If you see these signs, fertilizing can be part of a holistic approach to restoring the health of your plants. When you fertilize your trees, you are replenishing essential minerals and nutrients missing from the soil. [Sources: 1, 3, 17] 

Fertilizers applied to the lawn around the tree usually provide most of the minerals needed to keep the tree healthy. In many cases, fertilizing lawns can provide enough nutrients to meet the needs of the trees in the area. Unfortunately, our soils don’t always contain enough nutrients to meet these needs. 

Soil conditions in residential and commercial areas are often insufficient to support healthy tree growth. Since trees need nutrients to survive and grow, soils lacking one or more of the nutrients that trees need to reach their full potential will be more susceptible to disease, insect problems, and have a shorter lifespan than similar trees that grow well Fertilization. [Sources: 4, 5, 11] 

As a result, trees usually respond better to fertilizers with a 2-1-1 or 3-1-1 (Nitrogen-Phosphorus-Potassium) ratio. The tree needs more nitrogen (N) fertilizer during the growing season. [Sources: 11, 16] 

Look for slow-release (also known as controlled) tree fertilizers with a low salt index. Your new tree may need a little extra fertilizer until it stops growing more leaves and roots. This can encourage leaf expansion at the expense of root growth, making new trees vulnerable to drought stress.

Fertilization may be required to compensate for nutrients “extracted” from the root zone by removing leaves. [Sources: 1, 11, 17] 

Trees that grow in closed pots or building mounds usually require frequent fertilization. Trees are often neglected in the spring when it comes time to fertilize the yard. Around foundation plantings, a lower rate of nitrogen fertilizer is used to reduce overgrowth and the resulting need for pruning and pruning. [Sources: 10, 14, 18] 









































This post was originally published here.

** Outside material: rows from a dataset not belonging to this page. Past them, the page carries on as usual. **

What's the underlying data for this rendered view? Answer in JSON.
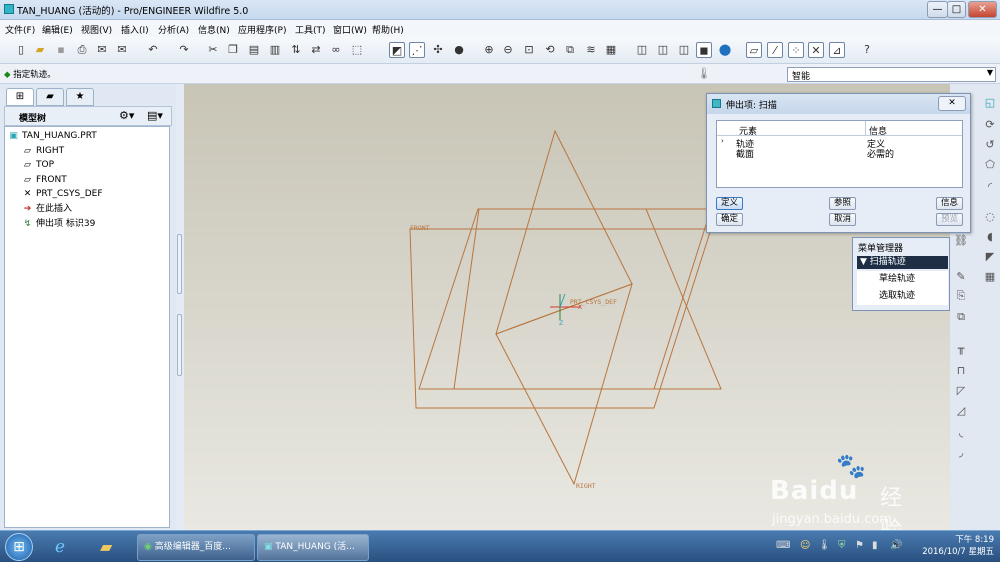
{
  "window": {
    "title": "TAN_HUANG (活动的) - Pro/ENGINEER Wildfire 5.0",
    "minimize": "—",
    "maximize": "□",
    "close": "✕"
  },
  "menu": [
    "文件(F)",
    "编辑(E)",
    "视图(V)",
    "插入(I)",
    "分析(A)",
    "信息(N)",
    "应用程序(P)",
    "工具(T)",
    "窗口(W)",
    "帮助(H)"
  ],
  "status": {
    "message": "指定轨迹。",
    "filter": "智能"
  },
  "model_tree": {
    "header": "模型树",
    "items": [
      {
        "label": "TAN_HUANG.PRT",
        "icon": "part-icon"
      },
      {
        "label": "RIGHT",
        "icon": "datum-plane-icon"
      },
      {
        "label": "TOP",
        "icon": "datum-plane-icon"
      },
      {
        "label": "FRONT",
        "icon": "datum-plane-icon"
      },
      {
        "label": "PRT_CSYS_DEF",
        "icon": "csys-icon"
      },
      {
        "label": "在此插入",
        "icon": "insert-arrow-icon"
      },
      {
        "label": "伸出项 标识39",
        "icon": "protrusion-icon"
      }
    ]
  },
  "viewport": {
    "front_label": "FRONT",
    "right_label": "RIGHT",
    "csys_label": "PRT_CSYS_DEF",
    "axis_z": "Z",
    "axis_x": "X",
    "line_color": "#b8763f"
  },
  "sweep_dialog": {
    "title": "伸出项: 扫描",
    "columns": [
      "元素",
      "信息"
    ],
    "rows": [
      {
        "element": "轨迹",
        "info": "定义"
      },
      {
        "element": "截面",
        "info": "必需的"
      }
    ],
    "buttons": {
      "define": "定义",
      "reference": "参照",
      "info": "信息",
      "ok": "确定",
      "cancel": "取消",
      "preview": "预览"
    }
  },
  "menu_manager": {
    "title": "菜单管理器",
    "selected": "扫描轨迹",
    "options": [
      "草绘轨迹",
      "选取轨迹"
    ]
  },
  "taskbar": {
    "tasks": [
      "高级编辑器_百度...",
      "TAN_HUANG (活..."
    ],
    "clock_ampm": "下午 8:19",
    "date": "2016/10/7 星期五"
  },
  "watermark": {
    "brand": "Baidu",
    "cn": "经验",
    "url": "jingyan.baidu.com"
  }
}
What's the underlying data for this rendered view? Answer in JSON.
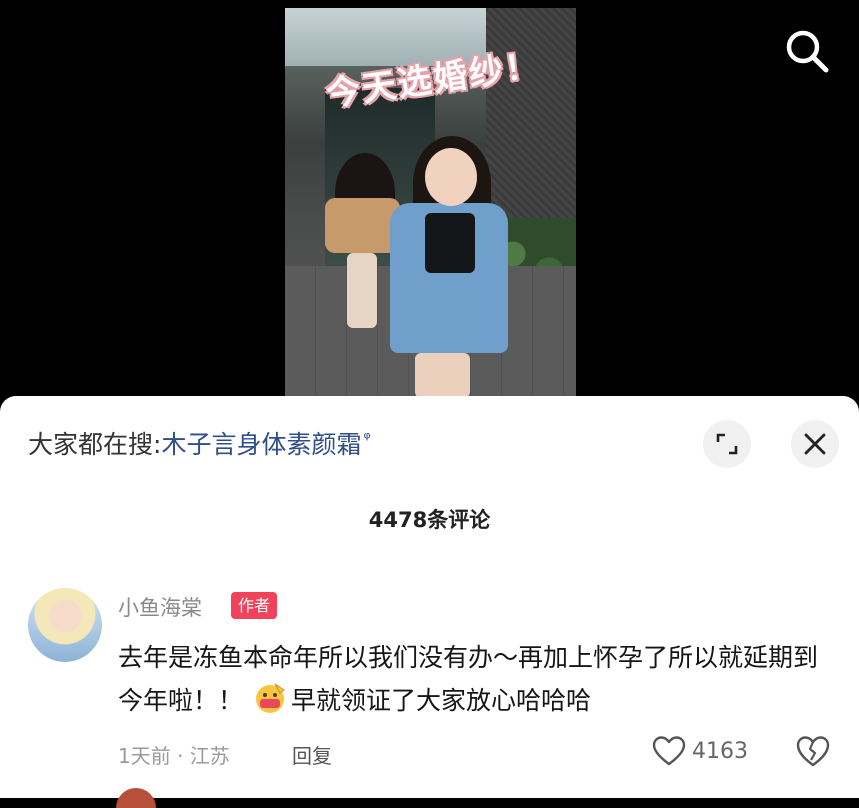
{
  "video": {
    "overlay_title": "今天选婚纱！"
  },
  "icons": {
    "top_search": "search-icon",
    "expand": "expand-icon",
    "close": "close-icon",
    "like": "heart-outline-icon",
    "dislike": "broken-heart-icon",
    "emoji": "salute-emoji"
  },
  "hot_search": {
    "prefix": "大家都在搜:",
    "term": "木子言身体素颜霜",
    "suffix_icon": "ᵠ"
  },
  "comments": {
    "count_label": "4478条评论",
    "items": [
      {
        "username": "小鱼海棠",
        "tag": "作者",
        "text_part1": "去年是冻鱼本命年所以我们没有办～再加上怀孕了所以就延期到今年啦！！",
        "text_part2": "早就领证了大家放心哈哈哈",
        "time_location": "1天前 · 江苏",
        "reply_label": "回复",
        "likes": "4163"
      }
    ]
  },
  "colors": {
    "author_tag_bg": "#f1425b",
    "hot_term": "#2f4f86"
  }
}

We trust you found the above useful and interesting. You can find similar content on our blog:
Please let me have your feedback in the comments section below. Let us know what subjects we should write about for you in future.